*** Block opens ***
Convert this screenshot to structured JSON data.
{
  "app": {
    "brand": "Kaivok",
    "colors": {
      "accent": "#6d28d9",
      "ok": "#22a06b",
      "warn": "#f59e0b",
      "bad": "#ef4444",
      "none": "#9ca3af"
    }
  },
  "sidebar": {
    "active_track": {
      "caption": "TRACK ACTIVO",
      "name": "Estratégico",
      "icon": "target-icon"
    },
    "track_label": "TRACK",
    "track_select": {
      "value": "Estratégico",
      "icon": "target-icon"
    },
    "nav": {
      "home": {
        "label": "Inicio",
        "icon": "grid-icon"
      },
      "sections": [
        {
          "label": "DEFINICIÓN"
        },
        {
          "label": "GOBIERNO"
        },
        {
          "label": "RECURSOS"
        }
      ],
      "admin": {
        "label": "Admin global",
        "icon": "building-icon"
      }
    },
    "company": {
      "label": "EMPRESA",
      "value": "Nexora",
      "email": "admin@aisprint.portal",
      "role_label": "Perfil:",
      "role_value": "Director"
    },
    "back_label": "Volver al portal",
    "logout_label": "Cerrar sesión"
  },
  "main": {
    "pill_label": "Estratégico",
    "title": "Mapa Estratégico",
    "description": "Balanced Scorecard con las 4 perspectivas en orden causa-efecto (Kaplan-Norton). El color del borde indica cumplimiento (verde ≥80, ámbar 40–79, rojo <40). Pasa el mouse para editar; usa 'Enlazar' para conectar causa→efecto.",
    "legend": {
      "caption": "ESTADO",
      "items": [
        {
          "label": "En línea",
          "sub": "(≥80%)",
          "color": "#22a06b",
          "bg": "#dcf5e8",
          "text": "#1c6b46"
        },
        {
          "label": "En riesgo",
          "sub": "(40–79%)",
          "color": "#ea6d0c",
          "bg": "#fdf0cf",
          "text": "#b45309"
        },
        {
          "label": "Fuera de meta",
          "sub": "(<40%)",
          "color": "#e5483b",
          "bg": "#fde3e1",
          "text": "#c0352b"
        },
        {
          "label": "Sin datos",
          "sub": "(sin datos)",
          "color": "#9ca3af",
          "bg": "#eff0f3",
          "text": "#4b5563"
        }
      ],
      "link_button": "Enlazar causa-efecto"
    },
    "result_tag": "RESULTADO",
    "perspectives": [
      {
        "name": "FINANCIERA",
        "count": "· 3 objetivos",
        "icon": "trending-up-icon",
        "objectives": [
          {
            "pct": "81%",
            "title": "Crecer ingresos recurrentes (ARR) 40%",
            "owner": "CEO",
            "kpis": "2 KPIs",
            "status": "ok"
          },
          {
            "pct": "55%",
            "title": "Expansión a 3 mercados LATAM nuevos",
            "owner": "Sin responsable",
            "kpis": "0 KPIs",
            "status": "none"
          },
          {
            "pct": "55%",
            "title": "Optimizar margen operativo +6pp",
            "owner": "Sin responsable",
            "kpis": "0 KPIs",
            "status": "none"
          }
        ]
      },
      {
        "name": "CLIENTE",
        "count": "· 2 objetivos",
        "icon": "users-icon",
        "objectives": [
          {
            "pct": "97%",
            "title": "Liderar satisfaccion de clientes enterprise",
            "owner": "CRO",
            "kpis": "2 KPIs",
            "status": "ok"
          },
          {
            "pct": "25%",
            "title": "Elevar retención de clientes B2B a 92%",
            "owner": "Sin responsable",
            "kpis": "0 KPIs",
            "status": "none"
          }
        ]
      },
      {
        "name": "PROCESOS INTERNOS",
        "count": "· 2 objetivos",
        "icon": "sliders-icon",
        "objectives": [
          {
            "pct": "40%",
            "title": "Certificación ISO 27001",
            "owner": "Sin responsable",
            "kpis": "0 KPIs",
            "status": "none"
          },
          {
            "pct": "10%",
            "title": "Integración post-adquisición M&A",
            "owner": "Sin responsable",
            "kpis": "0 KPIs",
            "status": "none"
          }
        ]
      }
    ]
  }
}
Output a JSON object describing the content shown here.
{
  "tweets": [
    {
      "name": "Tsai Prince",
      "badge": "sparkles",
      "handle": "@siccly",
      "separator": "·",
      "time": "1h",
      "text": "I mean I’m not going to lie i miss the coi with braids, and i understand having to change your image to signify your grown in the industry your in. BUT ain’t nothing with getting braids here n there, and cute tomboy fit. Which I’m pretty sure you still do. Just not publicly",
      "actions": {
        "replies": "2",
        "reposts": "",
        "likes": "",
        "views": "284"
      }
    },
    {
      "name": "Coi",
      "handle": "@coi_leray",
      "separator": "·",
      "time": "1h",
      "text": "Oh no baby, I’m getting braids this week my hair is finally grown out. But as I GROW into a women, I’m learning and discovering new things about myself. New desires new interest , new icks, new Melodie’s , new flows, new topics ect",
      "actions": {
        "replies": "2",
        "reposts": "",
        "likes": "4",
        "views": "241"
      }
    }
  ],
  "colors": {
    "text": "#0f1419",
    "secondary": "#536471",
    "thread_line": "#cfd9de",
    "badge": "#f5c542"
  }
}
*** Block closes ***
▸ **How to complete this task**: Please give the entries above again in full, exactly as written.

▸ **Answer to this problem**:
Convert this screenshot to structured JSON data.
{
  "app": {
    "brand": "Kaivok",
    "colors": {
      "accent": "#6d28d9",
      "ok": "#22a06b",
      "warn": "#f59e0b",
      "bad": "#ef4444",
      "none": "#9ca3af"
    }
  },
  "sidebar": {
    "active_track": {
      "caption": "TRACK ACTIVO",
      "name": "Estratégico",
      "icon": "target-icon"
    },
    "track_label": "TRACK",
    "track_select": {
      "value": "Estratégico",
      "icon": "target-icon"
    },
    "nav": {
      "home": {
        "label": "Inicio",
        "icon": "grid-icon"
      },
      "sections": [
        {
          "label": "DEFINICIÓN"
        },
        {
          "label": "GOBIERNO"
        },
        {
          "label": "RECURSOS"
        }
      ],
      "admin": {
        "label": "Admin global",
        "icon": "building-icon"
      }
    },
    "company": {
      "label": "EMPRESA",
      "value": "Nexora",
      "email": "admin@aisprint.portal",
      "role_label": "Perfil:",
      "role_value": "Director"
    },
    "back_label": "Volver al portal",
    "logout_label": "Cerrar sesión"
  },
  "main": {
    "pill_label": "Estratégico",
    "title": "Mapa Estratégico",
    "description": "Balanced Scorecard con las 4 perspectivas en orden causa-efecto (Kaplan-Norton). El color del borde indica cumplimiento (verde ≥80, ámbar 40–79, rojo <40). Pasa el mouse para editar; usa 'Enlazar' para conectar causa→efecto.",
    "legend": {
      "caption": "ESTADO",
      "items": [
        {
          "label": "En línea",
          "sub": "(≥80%)",
          "color": "#22a06b",
          "bg": "#dcf5e8",
          "text": "#1c6b46"
        },
        {
          "label": "En riesgo",
          "sub": "(40–79%)",
          "color": "#ea6d0c",
          "bg": "#fdf0cf",
          "text": "#b45309"
        },
        {
          "label": "Fuera de meta",
          "sub": "(<40%)",
          "color": "#e5483b",
          "bg": "#fde3e1",
          "text": "#c0352b"
        },
        {
          "label": "Sin datos",
          "sub": "(sin datos)",
          "color": "#9ca3af",
          "bg": "#eff0f3",
          "text": "#4b5563"
        }
      ],
      "link_button": "Enlazar causa-efecto"
    },
    "result_tag": "RESULTADO",
    "perspectives": [
      {
        "name": "FINANCIERA",
        "count": "· 3 objetivos",
        "icon": "trending-up-icon",
        "objectives": [
          {
            "pct": "81%",
            "title": "Crecer ingresos recurrentes (ARR) 40%",
            "owner": "CEO",
            "kpis": "2 KPIs",
            "status": "ok"
          },
          {
            "pct": "55%",
            "title": "Expansión a 3 mercados LATAM nuevos",
            "owner": "Sin responsable",
            "kpis": "0 KPIs",
            "status": "none"
          },
          {
            "pct": "55%",
            "title": "Optimizar margen operativo +6pp",
            "owner": "Sin responsable",
            "kpis": "0 KPIs",
            "status": "none"
          }
        ]
      },
      {
        "name": "CLIENTE",
        "count": "· 2 objetivos",
        "icon": "users-icon",
        "objectives": [
          {
            "pct": "97%",
            "title": "Liderar satisfaccion de clientes enterprise",
            "owner": "CRO",
            "kpis": "2 KPIs",
            "status": "ok"
          },
          {
            "pct": "25%",
            "title": "Elevar retención de clientes B2B a 92%",
            "owner": "Sin responsable",
            "kpis": "0 KPIs",
            "status": "none"
          }
        ]
      },
      {
        "name": "PROCESOS INTERNOS",
        "count": "· 2 objetivos",
        "icon": "sliders-icon",
        "objectives": [
          {
            "pct": "40%",
            "title": "Certificación ISO 27001",
            "owner": "Sin responsable",
            "kpis": "0 KPIs",
            "status": "none"
          },
          {
            "pct": "10%",
            "title": "Integración post-adquisición M&A",
            "owner": "Sin responsable",
            "kpis": "0 KPIs",
            "status": "none"
          }
        ]
      }
    ]
  }
}
Output a JSON object describing the content shown here.
{
  "tweets": [
    {
      "name": "Tsai Prince",
      "badge": "sparkles",
      "handle": "@siccly",
      "separator": "·",
      "time": "1h",
      "text": "I mean I’m not going to lie i miss the coi with braids, and i understand having to change your image to signify your grown in the industry your in. BUT ain’t nothing with getting braids here n there, and cute tomboy fit. Which I’m pretty sure you still do. Just not publicly",
      "actions": {
        "replies": "2",
        "reposts": "",
        "likes": "",
        "views": "284"
      }
    },
    {
      "name": "Coi",
      "handle": "@coi_leray",
      "separator": "·",
      "time": "1h",
      "text": "Oh no baby, I’m getting braids this week my hair is finally grown out. But as I GROW into a women, I’m learning and discovering new things about myself. New desires new interest , new icks, new Melodie’s , new flows, new topics ect",
      "actions": {
        "replies": "2",
        "reposts": "",
        "likes": "4",
        "views": "241"
      }
    }
  ],
  "colors": {
    "text": "#0f1419",
    "secondary": "#536471",
    "thread_line": "#cfd9de",
    "badge": "#f5c542"
  }
}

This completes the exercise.